Input data:
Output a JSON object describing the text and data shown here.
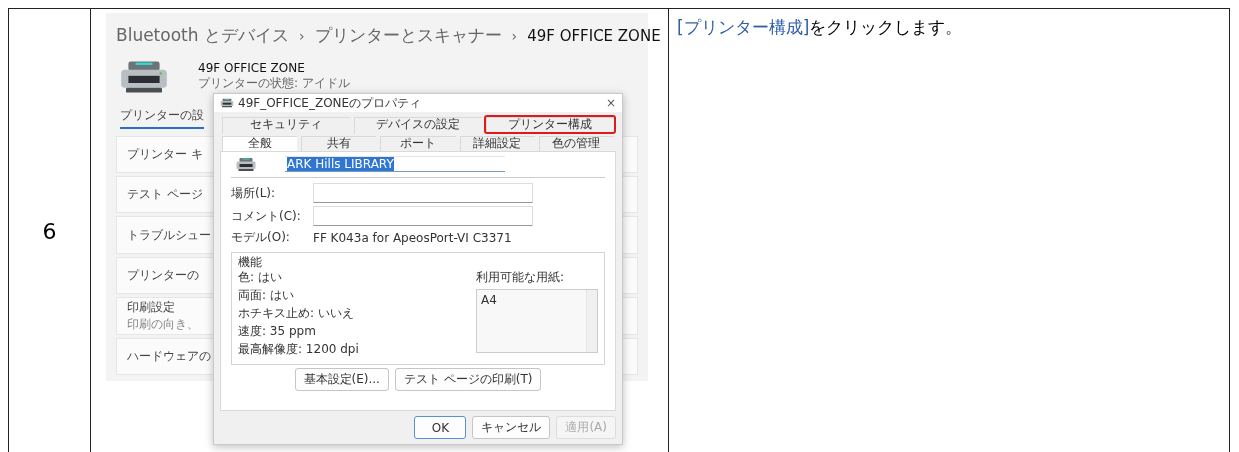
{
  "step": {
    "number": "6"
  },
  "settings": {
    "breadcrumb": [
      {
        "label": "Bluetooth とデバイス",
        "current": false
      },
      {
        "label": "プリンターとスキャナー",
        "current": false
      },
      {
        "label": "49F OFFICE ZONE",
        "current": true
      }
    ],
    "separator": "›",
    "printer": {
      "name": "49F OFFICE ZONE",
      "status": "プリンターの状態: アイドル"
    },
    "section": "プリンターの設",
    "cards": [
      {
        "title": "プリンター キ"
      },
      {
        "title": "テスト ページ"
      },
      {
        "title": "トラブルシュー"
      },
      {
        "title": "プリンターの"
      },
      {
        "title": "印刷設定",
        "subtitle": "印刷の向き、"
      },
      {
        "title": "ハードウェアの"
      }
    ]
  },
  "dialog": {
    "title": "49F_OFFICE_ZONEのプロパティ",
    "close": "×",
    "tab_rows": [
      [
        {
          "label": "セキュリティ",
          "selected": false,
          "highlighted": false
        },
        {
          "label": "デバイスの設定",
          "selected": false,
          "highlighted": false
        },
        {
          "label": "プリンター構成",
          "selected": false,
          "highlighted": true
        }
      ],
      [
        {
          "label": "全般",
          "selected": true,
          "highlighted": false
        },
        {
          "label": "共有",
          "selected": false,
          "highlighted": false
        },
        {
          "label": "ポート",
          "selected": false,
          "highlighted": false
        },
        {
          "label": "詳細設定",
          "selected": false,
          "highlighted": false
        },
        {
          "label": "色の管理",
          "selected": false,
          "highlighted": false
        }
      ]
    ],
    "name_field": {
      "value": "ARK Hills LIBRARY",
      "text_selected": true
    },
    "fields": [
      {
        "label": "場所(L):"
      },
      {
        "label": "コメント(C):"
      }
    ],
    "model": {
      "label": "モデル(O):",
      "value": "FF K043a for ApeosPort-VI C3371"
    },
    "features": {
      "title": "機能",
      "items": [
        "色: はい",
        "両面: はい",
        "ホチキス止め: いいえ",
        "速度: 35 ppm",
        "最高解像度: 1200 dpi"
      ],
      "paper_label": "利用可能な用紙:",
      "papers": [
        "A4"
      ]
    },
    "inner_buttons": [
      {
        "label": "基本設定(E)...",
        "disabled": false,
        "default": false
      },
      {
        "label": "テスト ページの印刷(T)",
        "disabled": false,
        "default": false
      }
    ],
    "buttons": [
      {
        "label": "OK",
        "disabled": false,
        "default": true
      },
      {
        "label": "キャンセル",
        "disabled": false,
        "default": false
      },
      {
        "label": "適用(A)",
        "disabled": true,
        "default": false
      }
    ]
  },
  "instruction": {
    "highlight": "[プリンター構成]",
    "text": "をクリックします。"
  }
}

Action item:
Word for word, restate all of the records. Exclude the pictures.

Exercise output:
Output a JSON object describing the text and data shown here.
{
  "step": {
    "number": "6"
  },
  "settings": {
    "breadcrumb": [
      {
        "label": "Bluetooth とデバイス",
        "current": false
      },
      {
        "label": "プリンターとスキャナー",
        "current": false
      },
      {
        "label": "49F OFFICE ZONE",
        "current": true
      }
    ],
    "separator": "›",
    "printer": {
      "name": "49F OFFICE ZONE",
      "status": "プリンターの状態: アイドル"
    },
    "section": "プリンターの設",
    "cards": [
      {
        "title": "プリンター キ"
      },
      {
        "title": "テスト ページ"
      },
      {
        "title": "トラブルシュー"
      },
      {
        "title": "プリンターの"
      },
      {
        "title": "印刷設定",
        "subtitle": "印刷の向き、"
      },
      {
        "title": "ハードウェアの"
      }
    ]
  },
  "dialog": {
    "title": "49F_OFFICE_ZONEのプロパティ",
    "close": "×",
    "tab_rows": [
      [
        {
          "label": "セキュリティ",
          "selected": false,
          "highlighted": false
        },
        {
          "label": "デバイスの設定",
          "selected": false,
          "highlighted": false
        },
        {
          "label": "プリンター構成",
          "selected": false,
          "highlighted": true
        }
      ],
      [
        {
          "label": "全般",
          "selected": true,
          "highlighted": false
        },
        {
          "label": "共有",
          "selected": false,
          "highlighted": false
        },
        {
          "label": "ポート",
          "selected": false,
          "highlighted": false
        },
        {
          "label": "詳細設定",
          "selected": false,
          "highlighted": false
        },
        {
          "label": "色の管理",
          "selected": false,
          "highlighted": false
        }
      ]
    ],
    "name_field": {
      "value": "ARK Hills LIBRARY",
      "text_selected": true
    },
    "fields": [
      {
        "label": "場所(L):"
      },
      {
        "label": "コメント(C):"
      }
    ],
    "model": {
      "label": "モデル(O):",
      "value": "FF K043a for ApeosPort-VI C3371"
    },
    "features": {
      "title": "機能",
      "items": [
        "色: はい",
        "両面: はい",
        "ホチキス止め: いいえ",
        "速度: 35 ppm",
        "最高解像度: 1200 dpi"
      ],
      "paper_label": "利用可能な用紙:",
      "papers": [
        "A4"
      ]
    },
    "inner_buttons": [
      {
        "label": "基本設定(E)...",
        "disabled": false,
        "default": false
      },
      {
        "label": "テスト ページの印刷(T)",
        "disabled": false,
        "default": false
      }
    ],
    "buttons": [
      {
        "label": "OK",
        "disabled": false,
        "default": true
      },
      {
        "label": "キャンセル",
        "disabled": false,
        "default": false
      },
      {
        "label": "適用(A)",
        "disabled": true,
        "default": false
      }
    ]
  },
  "instruction": {
    "highlight": "[プリンター構成]",
    "text": "をクリックします。"
  }
}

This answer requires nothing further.